The S&P 500 has reversed course from a rough August performance, racking up nearly 3% gains in September. Of course, anyone who maintains a watch on the seasonality trends would have seen the August declines coming, as it ranks as the worst month other the calendar for stocks.
Current gains aside, September’s trends often play out in favor of the bears — especially the second half of the month.
According to the historical S&P 500 trends, September averages a return of -0.5%, posting losses 48% of the time. The negative bias of the S&P means that stocks should have a slight uphill climb through September. While the month has seen a strong relief rally, a closer look at the tendencies of stocks indicates that it might be a bit too soon to call the month for the bulls.
According to the data since 1990, the S&P 500 averages a loss of 1% for the second half of September. However, a simpler way of looking at these results is to state it in terms of potential gain vs. losses — in this case, a trader averages losses of 2.7% against potential gains of only 1.1%, the kicker being that the trader loses 57% of the time — hardly Vegas odds.

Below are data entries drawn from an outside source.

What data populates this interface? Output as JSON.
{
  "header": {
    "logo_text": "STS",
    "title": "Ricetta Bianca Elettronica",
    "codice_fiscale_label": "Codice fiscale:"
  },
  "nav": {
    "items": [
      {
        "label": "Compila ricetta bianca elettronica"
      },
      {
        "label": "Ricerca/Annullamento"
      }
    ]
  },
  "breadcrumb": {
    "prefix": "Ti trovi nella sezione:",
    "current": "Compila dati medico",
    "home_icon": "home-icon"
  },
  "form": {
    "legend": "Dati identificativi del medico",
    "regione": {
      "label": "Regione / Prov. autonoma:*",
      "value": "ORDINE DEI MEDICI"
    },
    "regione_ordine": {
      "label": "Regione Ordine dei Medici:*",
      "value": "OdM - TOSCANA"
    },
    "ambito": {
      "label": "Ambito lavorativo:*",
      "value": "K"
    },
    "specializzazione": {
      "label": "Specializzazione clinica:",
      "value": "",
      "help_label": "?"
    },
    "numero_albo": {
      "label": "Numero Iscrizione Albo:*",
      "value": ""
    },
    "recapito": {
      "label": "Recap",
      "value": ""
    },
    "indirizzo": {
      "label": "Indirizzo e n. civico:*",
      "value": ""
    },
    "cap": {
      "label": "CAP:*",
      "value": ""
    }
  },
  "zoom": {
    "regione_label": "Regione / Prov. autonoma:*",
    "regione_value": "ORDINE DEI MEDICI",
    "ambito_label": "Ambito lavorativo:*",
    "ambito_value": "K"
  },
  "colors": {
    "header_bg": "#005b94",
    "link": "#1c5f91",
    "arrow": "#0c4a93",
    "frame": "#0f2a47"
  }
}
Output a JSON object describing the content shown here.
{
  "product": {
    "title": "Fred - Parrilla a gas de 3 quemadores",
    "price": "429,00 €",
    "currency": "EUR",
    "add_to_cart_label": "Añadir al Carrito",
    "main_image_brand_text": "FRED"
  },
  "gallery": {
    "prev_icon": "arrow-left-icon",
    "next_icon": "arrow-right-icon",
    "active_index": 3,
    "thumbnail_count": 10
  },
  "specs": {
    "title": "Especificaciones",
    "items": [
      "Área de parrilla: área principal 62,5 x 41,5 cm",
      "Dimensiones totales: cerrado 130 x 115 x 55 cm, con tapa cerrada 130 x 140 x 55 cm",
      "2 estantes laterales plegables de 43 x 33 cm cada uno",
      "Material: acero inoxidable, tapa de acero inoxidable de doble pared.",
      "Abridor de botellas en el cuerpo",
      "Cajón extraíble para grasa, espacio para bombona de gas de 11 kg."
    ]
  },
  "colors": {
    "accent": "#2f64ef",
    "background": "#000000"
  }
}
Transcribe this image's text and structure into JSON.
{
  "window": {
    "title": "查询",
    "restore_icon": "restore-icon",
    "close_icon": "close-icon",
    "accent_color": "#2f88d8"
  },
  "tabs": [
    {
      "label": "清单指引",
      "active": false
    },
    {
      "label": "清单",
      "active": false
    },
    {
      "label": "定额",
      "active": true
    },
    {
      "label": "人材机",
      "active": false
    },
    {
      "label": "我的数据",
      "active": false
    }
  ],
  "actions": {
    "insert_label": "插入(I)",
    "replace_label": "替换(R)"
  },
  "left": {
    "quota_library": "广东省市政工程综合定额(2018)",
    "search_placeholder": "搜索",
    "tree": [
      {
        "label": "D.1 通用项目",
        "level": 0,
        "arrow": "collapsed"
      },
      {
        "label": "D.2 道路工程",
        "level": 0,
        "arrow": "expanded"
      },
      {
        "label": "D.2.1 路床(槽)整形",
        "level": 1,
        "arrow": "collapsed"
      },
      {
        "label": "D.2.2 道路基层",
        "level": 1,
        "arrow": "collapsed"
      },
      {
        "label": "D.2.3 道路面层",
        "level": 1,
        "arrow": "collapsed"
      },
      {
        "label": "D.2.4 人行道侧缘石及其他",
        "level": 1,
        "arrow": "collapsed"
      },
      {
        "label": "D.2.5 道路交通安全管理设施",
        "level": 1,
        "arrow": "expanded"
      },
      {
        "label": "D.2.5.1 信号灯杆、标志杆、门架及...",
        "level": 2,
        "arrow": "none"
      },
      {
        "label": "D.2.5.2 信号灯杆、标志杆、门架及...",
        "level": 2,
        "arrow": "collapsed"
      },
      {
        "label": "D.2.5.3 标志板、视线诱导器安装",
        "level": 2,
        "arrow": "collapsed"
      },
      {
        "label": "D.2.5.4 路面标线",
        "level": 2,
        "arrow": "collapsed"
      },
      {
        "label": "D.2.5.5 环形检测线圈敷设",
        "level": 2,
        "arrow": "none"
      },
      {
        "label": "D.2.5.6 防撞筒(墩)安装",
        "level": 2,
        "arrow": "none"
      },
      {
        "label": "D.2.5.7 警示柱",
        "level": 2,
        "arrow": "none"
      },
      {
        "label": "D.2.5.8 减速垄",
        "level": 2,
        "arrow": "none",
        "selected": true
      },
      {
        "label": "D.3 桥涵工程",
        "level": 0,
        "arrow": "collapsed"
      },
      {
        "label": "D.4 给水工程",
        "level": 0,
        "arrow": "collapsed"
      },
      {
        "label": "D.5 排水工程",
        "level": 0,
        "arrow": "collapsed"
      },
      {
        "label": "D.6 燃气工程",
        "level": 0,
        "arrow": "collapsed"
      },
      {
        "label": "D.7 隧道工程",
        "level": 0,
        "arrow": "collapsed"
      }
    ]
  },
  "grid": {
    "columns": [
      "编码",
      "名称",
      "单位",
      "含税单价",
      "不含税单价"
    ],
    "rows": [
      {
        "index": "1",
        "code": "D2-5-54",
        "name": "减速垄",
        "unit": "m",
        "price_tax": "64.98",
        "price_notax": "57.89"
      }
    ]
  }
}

The negative bias has us looking to a couple familiar portfolio hedges to protect profits from the first half of the month:
ProShares UltraShort S&P500
Click to Enlarge With the S&P 500 teetering at overhead resistance levels again — namely 1,690 — a hedge on the benchmark index makes sense. The average investor can effectively short the market by buying into the ProShares UltraShort S&P500 (SDS).
As we have pointed out before, the SDS shares move inversely to the S&P 500 at a 2-to-1 ratio, meaning the ETF theoretically should go up about 2% for every 1% decline in the S&P 500. This approach to hedging a lofty market can help to offset potential losses in other areas of your portfolio, which is how the professional money managers hedge their positions ahead of market turmoil.
Our current target for SDS shares matches out July 28 target of $39. A move to this level will net gains of about 6.5%, just like it did the last time we recommended it.
iPath S&P 500 VIX Short-Term Futures
The CBOE Market Volatility Index, or VIX, is known as the “fear gauge” of the market, as this barometer of market volatility moves higher when investor anxiety climbs. Those well-versed in the ways of the VIX know that it also tends to spike sharply when the market moves lower.
VXX allows investors to hedge a pullback in the market by profiting from the increase in volatility that is certain to happen when the market declines. However, fair warning: Volatility tends to move quickly, meaning this option should only be utilized by more nimble and active traders.
Our current target for the VXX is for a roughly 20% increase before month’s end, as we see a target price of $17.50.
As of this writing, Johnson Research Group did not hold a position in any of the aforementioned securities.